== Task objective ==
Among the entries below, find all lines that include "running" and copy them.

Data for processing below:

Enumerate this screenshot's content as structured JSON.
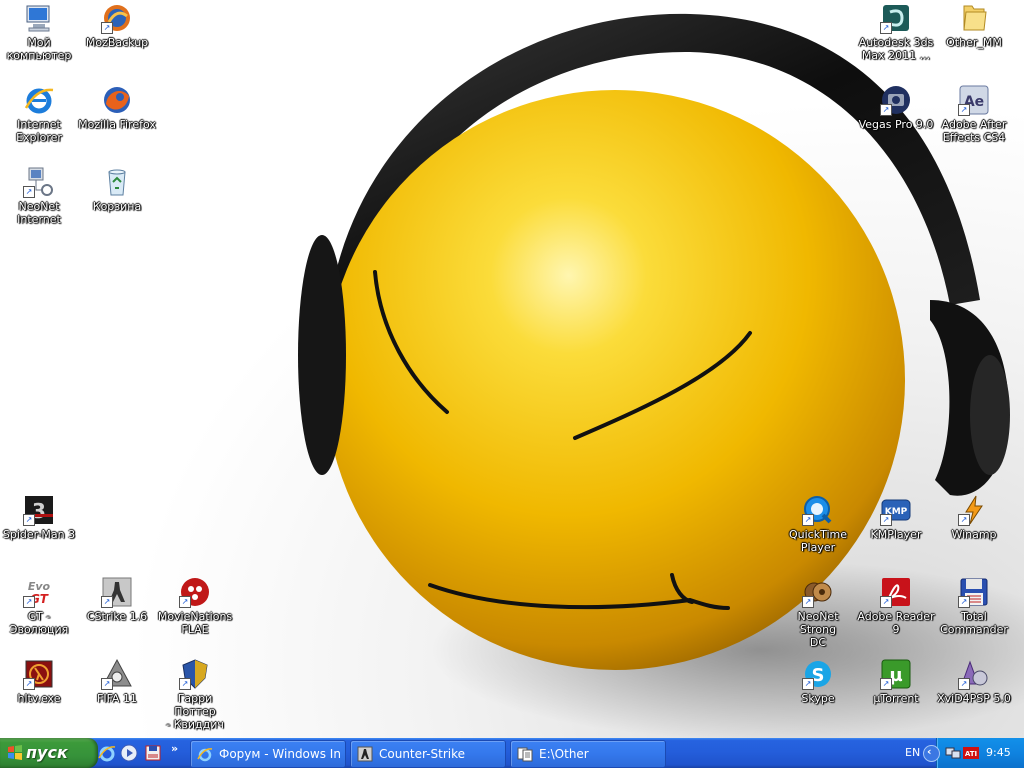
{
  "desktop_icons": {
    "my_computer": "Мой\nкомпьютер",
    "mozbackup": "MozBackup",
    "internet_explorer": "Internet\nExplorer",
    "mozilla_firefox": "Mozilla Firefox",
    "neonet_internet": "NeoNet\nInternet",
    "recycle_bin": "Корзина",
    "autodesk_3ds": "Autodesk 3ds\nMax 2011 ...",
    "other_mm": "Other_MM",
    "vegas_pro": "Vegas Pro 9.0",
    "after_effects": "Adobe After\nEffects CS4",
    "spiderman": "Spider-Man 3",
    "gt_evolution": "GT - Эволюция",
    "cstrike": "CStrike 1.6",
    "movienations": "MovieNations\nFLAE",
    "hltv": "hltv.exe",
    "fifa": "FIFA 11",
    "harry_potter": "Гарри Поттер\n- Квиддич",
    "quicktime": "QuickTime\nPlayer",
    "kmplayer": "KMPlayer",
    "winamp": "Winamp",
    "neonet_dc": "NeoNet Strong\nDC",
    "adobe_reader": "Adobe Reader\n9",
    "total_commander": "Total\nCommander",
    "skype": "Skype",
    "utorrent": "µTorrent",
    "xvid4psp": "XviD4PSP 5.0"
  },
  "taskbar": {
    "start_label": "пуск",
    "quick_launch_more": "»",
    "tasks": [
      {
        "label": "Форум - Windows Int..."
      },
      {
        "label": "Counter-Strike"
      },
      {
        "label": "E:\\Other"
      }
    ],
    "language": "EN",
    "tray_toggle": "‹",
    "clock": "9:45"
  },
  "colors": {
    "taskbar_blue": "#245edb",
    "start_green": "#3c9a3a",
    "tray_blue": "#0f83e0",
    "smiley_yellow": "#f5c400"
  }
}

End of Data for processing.
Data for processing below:

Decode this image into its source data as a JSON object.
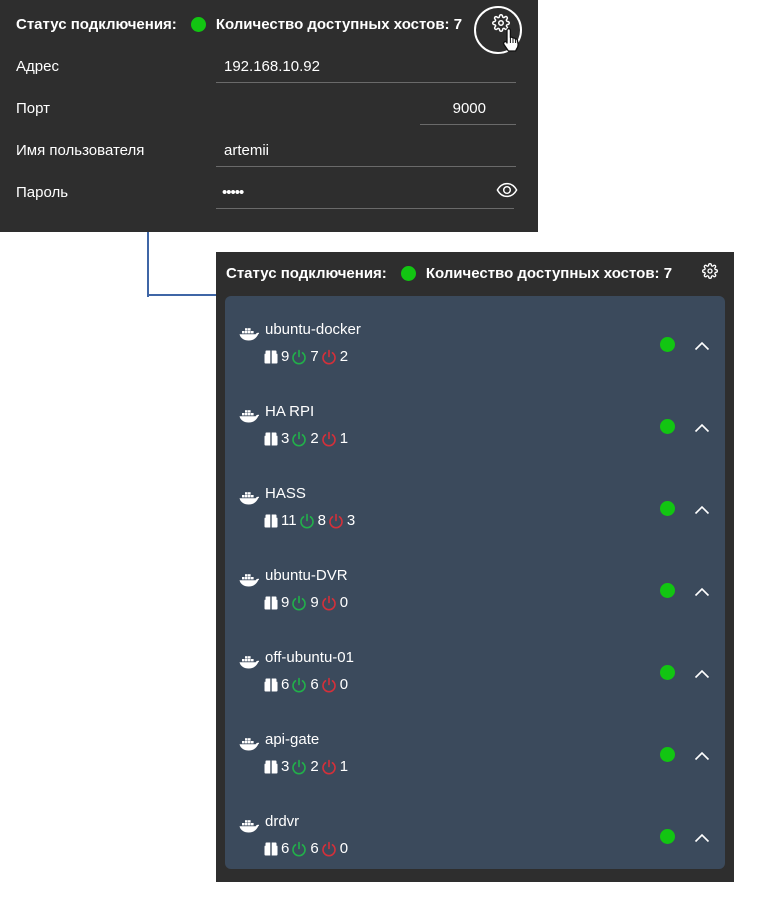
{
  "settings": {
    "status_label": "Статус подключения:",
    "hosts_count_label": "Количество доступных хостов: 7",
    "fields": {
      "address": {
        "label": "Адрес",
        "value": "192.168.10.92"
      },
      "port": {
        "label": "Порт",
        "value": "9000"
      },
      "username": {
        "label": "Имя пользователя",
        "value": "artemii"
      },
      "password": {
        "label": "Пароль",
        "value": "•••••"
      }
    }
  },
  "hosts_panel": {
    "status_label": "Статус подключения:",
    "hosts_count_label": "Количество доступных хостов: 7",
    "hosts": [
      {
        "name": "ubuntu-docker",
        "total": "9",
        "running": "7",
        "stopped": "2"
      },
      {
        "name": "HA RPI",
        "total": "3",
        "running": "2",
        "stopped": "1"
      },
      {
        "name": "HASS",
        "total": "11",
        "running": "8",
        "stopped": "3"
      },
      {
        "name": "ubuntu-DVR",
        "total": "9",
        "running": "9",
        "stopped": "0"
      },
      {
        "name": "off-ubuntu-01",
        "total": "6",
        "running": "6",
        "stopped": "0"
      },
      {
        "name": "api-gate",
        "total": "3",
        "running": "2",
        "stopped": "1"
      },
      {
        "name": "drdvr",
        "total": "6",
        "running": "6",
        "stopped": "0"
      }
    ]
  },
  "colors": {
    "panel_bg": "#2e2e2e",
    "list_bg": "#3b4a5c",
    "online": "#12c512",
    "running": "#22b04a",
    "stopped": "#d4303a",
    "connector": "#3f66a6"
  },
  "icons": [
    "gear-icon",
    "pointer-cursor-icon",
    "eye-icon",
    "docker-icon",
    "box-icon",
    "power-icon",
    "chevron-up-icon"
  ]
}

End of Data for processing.

== Task answer ==
        "running": "7",
        "running": "2",
        "running": "8",
        "running": "9",
        "running": "6",
        "running": "2",
        "running": "6",
    "running": "#22b04a",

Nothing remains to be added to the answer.